Your instructions —
Copy each line of the data that has "Sukuplkä" in it.

Records provided —
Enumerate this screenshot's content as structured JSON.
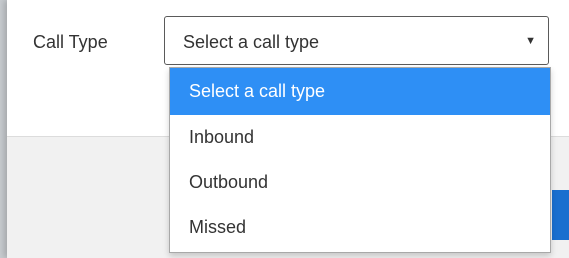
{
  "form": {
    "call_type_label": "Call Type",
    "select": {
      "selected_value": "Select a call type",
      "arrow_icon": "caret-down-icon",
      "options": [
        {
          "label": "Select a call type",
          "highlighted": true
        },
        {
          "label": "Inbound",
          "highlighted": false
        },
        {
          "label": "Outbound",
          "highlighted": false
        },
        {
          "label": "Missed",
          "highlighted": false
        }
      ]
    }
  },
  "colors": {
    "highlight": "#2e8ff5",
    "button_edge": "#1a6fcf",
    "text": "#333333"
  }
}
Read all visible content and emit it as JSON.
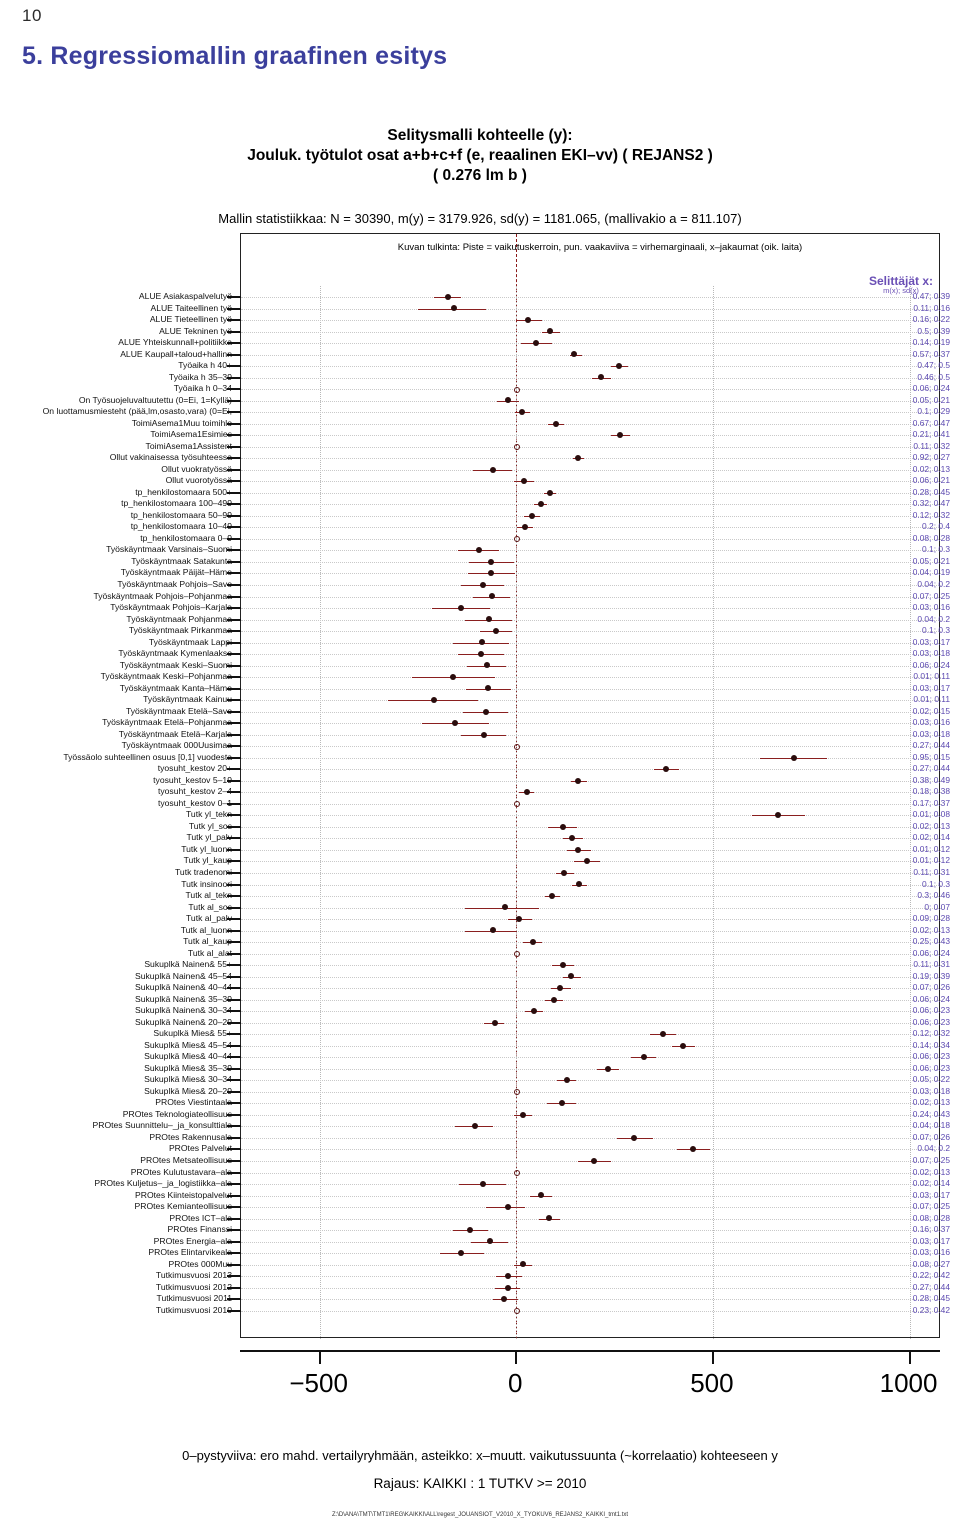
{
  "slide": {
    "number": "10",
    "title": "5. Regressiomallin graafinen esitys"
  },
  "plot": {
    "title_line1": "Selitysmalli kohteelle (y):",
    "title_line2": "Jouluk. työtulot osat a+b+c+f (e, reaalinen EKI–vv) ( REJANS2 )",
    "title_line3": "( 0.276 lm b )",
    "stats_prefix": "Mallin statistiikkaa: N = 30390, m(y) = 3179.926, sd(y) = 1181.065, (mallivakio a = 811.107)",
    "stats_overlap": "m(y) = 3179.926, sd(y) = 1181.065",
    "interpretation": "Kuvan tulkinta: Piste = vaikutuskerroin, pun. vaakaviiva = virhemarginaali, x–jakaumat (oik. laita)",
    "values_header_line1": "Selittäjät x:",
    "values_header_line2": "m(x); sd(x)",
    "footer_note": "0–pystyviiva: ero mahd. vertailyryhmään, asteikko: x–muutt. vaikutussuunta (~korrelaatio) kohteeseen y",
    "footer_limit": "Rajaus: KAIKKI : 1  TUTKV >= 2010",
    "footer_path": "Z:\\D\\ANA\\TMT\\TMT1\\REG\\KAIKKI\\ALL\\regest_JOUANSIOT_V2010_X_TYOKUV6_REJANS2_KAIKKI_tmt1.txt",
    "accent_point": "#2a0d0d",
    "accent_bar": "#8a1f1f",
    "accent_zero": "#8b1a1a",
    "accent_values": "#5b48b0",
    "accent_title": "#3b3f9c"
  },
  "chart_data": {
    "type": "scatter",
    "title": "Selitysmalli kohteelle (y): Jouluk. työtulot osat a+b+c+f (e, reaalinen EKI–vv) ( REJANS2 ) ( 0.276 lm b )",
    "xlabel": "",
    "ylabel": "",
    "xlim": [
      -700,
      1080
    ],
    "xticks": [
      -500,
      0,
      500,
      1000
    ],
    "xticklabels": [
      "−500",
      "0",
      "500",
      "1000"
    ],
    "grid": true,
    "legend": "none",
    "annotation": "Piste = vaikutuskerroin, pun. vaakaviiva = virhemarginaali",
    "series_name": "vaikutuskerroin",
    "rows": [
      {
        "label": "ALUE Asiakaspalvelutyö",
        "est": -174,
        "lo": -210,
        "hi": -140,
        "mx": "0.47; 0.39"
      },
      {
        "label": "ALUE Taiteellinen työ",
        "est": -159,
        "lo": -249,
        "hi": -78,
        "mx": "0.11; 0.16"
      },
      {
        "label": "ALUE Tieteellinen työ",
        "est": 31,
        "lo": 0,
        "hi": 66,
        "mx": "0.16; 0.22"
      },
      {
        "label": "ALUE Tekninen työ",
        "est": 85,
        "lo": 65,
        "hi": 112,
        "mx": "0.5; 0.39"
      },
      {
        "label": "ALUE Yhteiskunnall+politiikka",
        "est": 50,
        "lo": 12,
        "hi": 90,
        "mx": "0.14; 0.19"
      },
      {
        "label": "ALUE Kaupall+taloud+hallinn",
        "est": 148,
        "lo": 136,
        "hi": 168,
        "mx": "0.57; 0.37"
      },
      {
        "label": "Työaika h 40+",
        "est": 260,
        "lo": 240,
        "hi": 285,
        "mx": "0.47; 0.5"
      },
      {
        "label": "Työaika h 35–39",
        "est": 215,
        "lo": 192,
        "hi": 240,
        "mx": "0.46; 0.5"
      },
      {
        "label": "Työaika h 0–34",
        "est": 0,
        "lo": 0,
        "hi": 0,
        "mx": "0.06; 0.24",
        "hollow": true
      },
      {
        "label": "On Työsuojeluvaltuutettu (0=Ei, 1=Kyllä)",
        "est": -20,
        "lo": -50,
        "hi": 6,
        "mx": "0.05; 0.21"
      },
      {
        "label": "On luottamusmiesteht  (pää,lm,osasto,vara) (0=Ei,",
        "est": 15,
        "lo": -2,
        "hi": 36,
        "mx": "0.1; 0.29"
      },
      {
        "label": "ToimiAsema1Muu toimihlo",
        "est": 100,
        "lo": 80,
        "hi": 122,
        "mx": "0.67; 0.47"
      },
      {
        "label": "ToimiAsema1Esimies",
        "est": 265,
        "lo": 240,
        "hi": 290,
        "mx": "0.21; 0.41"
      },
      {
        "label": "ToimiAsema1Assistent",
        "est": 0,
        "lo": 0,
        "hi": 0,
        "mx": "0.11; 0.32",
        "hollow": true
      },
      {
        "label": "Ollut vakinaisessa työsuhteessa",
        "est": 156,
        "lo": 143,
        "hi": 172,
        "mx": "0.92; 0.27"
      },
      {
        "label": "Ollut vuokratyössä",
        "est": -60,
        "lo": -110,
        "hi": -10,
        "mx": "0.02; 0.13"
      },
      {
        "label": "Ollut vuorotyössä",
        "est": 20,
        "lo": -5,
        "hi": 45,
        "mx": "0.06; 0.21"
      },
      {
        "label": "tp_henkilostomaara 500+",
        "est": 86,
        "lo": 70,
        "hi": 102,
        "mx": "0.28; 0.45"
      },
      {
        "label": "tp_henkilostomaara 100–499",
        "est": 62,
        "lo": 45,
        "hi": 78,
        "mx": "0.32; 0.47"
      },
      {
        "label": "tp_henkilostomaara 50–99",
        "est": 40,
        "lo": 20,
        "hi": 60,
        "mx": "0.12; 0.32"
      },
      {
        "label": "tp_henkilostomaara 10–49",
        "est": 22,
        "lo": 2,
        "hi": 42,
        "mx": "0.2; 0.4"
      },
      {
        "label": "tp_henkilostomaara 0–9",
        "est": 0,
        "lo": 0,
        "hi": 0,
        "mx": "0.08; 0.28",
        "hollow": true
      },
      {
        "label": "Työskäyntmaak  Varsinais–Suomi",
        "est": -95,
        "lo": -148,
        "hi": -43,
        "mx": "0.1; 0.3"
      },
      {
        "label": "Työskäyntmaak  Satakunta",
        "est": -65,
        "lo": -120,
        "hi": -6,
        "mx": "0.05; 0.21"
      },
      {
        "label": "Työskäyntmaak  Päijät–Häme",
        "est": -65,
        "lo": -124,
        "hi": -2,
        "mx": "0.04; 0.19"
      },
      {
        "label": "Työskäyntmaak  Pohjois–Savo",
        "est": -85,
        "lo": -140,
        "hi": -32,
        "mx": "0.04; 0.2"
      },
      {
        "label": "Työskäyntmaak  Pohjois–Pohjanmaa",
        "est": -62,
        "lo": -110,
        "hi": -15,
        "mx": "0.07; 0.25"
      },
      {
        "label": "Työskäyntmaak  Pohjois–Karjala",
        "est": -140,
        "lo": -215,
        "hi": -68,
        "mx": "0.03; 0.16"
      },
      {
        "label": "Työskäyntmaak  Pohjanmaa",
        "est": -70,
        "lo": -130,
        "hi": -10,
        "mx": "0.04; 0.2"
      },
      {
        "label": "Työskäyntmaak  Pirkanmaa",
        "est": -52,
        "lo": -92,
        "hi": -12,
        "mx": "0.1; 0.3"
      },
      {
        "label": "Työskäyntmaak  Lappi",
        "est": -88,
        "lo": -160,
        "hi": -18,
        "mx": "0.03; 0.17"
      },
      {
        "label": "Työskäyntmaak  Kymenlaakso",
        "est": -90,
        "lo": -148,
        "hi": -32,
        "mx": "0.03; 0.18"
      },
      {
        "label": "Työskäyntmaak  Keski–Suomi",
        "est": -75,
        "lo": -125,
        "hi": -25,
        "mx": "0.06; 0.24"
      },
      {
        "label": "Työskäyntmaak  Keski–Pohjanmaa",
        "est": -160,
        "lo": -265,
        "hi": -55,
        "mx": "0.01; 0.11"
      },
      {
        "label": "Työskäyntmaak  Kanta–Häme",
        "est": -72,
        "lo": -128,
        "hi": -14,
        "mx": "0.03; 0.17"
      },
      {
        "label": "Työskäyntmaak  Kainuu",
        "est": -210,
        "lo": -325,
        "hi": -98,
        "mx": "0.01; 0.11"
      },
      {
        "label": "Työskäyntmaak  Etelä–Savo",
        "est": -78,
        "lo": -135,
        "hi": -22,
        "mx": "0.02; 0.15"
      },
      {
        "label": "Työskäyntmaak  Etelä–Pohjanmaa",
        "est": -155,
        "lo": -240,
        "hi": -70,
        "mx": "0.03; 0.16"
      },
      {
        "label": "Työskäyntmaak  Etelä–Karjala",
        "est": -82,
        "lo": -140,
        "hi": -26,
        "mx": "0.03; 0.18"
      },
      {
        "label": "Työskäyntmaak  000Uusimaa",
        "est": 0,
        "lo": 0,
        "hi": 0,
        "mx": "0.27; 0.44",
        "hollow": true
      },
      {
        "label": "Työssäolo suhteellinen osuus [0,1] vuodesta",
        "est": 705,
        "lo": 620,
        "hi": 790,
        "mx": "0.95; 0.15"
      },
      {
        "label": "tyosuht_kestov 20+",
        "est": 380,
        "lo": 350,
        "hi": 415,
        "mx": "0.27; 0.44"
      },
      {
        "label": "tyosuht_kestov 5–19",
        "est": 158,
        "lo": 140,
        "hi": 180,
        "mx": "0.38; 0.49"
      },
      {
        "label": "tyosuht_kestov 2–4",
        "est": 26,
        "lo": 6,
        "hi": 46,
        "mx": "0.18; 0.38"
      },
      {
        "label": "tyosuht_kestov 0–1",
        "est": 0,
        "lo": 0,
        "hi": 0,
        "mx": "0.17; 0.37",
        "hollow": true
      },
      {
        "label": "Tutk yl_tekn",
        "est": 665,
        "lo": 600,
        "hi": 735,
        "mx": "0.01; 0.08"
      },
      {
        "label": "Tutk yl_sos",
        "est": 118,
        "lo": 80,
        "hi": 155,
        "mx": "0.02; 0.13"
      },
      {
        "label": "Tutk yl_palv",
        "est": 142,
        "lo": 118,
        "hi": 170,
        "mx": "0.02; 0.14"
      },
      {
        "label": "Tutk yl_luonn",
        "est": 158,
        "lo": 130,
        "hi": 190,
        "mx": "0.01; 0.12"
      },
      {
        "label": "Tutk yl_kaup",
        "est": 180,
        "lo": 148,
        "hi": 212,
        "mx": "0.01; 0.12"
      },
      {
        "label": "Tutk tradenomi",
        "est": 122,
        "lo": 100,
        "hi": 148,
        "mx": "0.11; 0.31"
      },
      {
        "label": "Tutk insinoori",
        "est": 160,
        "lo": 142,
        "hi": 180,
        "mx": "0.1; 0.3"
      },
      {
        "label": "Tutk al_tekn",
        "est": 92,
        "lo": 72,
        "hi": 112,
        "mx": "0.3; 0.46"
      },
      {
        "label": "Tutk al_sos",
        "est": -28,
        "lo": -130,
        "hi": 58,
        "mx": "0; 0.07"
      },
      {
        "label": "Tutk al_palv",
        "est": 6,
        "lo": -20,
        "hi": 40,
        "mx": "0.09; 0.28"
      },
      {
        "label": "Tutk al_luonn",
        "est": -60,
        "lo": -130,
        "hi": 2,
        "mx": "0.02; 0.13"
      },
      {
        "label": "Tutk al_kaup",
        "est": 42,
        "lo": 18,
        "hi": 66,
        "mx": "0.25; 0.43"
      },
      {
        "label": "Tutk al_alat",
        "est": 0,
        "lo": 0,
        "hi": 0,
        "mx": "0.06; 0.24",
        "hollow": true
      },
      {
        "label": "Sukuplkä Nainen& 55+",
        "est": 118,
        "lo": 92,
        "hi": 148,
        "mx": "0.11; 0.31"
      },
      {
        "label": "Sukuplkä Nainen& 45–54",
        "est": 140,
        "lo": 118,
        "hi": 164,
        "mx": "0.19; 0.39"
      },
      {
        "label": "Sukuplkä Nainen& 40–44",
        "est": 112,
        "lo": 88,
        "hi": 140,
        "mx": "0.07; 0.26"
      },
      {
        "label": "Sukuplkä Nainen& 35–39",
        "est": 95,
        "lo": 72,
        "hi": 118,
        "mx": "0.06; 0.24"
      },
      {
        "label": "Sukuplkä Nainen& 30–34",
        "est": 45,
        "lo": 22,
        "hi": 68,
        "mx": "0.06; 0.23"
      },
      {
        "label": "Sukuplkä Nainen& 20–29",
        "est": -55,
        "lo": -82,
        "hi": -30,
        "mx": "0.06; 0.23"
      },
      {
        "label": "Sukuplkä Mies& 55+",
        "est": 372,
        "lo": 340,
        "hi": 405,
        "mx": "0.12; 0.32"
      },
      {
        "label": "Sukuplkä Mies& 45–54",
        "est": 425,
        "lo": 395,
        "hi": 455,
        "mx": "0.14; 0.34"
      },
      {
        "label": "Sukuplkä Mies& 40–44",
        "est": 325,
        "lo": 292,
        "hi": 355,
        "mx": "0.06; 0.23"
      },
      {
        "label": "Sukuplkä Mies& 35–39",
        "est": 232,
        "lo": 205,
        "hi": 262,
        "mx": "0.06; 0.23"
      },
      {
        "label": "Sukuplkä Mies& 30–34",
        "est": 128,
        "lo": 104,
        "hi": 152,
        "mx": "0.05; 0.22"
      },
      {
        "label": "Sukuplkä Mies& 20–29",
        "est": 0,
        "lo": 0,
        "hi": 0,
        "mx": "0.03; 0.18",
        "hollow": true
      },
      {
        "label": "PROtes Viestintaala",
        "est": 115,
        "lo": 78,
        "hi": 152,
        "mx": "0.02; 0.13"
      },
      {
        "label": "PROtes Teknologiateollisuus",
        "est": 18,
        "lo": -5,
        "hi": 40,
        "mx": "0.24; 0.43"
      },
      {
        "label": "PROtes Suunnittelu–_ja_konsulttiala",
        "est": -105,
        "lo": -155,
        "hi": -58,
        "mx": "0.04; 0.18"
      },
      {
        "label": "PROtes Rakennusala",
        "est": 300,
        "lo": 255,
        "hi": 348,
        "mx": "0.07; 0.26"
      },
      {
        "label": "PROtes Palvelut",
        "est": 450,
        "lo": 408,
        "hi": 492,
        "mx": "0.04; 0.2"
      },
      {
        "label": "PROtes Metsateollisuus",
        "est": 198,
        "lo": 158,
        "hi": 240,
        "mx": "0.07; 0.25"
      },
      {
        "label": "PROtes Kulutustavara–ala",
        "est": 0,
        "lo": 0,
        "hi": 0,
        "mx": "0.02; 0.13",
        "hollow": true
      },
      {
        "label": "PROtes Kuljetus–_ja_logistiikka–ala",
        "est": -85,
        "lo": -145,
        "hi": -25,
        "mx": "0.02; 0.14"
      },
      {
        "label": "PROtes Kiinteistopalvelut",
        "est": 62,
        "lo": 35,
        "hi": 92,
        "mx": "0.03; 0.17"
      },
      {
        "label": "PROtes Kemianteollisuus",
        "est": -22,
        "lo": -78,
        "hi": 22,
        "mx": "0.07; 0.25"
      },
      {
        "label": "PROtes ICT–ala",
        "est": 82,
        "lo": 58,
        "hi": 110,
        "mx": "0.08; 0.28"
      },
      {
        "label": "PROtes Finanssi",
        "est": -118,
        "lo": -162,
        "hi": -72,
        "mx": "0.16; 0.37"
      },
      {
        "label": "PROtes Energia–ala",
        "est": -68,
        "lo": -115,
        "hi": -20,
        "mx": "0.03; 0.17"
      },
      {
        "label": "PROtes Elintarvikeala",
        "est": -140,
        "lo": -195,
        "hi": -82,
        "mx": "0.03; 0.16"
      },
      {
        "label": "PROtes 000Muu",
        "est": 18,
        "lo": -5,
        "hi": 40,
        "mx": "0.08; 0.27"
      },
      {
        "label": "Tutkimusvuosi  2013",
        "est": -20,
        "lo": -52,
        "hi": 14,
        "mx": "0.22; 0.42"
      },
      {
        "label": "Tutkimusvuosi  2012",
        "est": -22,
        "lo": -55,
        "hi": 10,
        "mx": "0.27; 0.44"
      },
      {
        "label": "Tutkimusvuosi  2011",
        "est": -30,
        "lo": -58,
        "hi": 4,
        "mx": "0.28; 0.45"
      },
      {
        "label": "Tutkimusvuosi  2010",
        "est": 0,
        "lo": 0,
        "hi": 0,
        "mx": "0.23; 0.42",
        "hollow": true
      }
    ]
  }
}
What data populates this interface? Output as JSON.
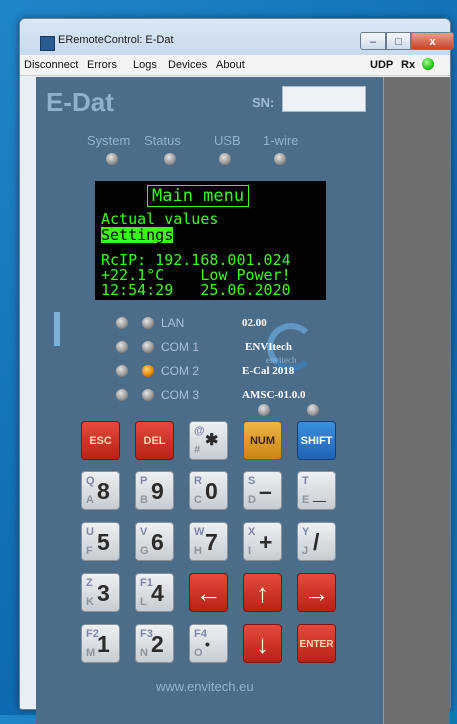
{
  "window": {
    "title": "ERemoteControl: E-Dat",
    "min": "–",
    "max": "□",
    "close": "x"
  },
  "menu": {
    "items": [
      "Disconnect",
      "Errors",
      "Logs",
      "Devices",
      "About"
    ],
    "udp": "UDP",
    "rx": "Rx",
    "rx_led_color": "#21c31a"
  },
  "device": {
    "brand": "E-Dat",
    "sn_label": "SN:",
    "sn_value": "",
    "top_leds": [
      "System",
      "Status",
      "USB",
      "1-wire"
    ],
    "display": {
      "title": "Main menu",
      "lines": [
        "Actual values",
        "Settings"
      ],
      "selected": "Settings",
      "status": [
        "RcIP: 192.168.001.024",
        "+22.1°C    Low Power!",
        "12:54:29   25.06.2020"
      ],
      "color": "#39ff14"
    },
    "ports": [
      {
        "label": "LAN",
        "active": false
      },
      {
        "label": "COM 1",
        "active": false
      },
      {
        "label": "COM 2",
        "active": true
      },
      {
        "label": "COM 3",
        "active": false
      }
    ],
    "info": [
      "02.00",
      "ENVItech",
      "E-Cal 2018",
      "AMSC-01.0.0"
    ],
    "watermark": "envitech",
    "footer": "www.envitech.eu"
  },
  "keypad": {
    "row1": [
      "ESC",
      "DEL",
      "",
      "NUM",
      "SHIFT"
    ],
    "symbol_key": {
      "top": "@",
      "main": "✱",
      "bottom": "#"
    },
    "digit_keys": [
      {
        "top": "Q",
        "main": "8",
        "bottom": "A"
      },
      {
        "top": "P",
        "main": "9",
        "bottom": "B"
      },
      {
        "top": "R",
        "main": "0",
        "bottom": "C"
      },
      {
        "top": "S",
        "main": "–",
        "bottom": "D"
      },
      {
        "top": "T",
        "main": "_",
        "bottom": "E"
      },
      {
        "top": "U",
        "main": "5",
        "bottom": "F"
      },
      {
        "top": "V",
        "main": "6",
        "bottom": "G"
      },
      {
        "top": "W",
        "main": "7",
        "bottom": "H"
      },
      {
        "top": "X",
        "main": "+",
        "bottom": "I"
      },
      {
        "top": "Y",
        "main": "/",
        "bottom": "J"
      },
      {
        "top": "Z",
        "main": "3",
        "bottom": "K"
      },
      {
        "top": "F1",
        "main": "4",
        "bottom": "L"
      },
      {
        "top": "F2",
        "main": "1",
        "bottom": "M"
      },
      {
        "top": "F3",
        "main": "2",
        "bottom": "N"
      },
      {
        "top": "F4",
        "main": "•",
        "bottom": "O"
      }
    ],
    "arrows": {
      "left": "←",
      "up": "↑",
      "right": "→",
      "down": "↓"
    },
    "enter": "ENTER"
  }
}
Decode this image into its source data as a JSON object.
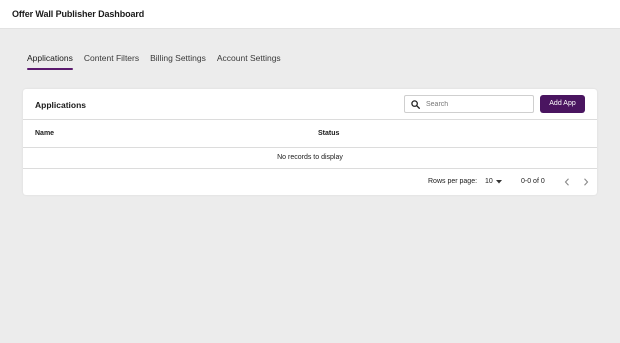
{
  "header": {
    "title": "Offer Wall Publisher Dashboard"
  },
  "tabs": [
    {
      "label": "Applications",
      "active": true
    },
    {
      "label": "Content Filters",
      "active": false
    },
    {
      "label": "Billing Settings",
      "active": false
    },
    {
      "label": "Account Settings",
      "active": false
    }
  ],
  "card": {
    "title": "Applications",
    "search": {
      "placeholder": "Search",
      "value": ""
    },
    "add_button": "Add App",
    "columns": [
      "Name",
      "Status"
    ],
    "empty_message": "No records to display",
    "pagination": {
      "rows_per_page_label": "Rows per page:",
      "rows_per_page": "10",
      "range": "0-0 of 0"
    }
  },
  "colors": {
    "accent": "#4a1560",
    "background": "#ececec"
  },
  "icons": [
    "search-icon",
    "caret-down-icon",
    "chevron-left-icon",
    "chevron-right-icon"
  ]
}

Solution to the exercise —
        "label": "Sukuplkä Nainen& 55+",
        "label": "Sukuplkä Nainen& 45–54",
        "label": "Sukuplkä Nainen& 40–44",
        "label": "Sukuplkä Nainen& 35–39",
        "label": "Sukuplkä Nainen& 30–34",
        "label": "Sukuplkä Nainen& 20–29",
        "label": "Sukuplkä Mies& 55+",
        "label": "Sukuplkä Mies& 45–54",
        "label": "Sukuplkä Mies& 40–44",
        "label": "Sukuplkä Mies& 35–39",
        "label": "Sukuplkä Mies& 30–34",
        "label": "Sukuplkä Mies& 20–29",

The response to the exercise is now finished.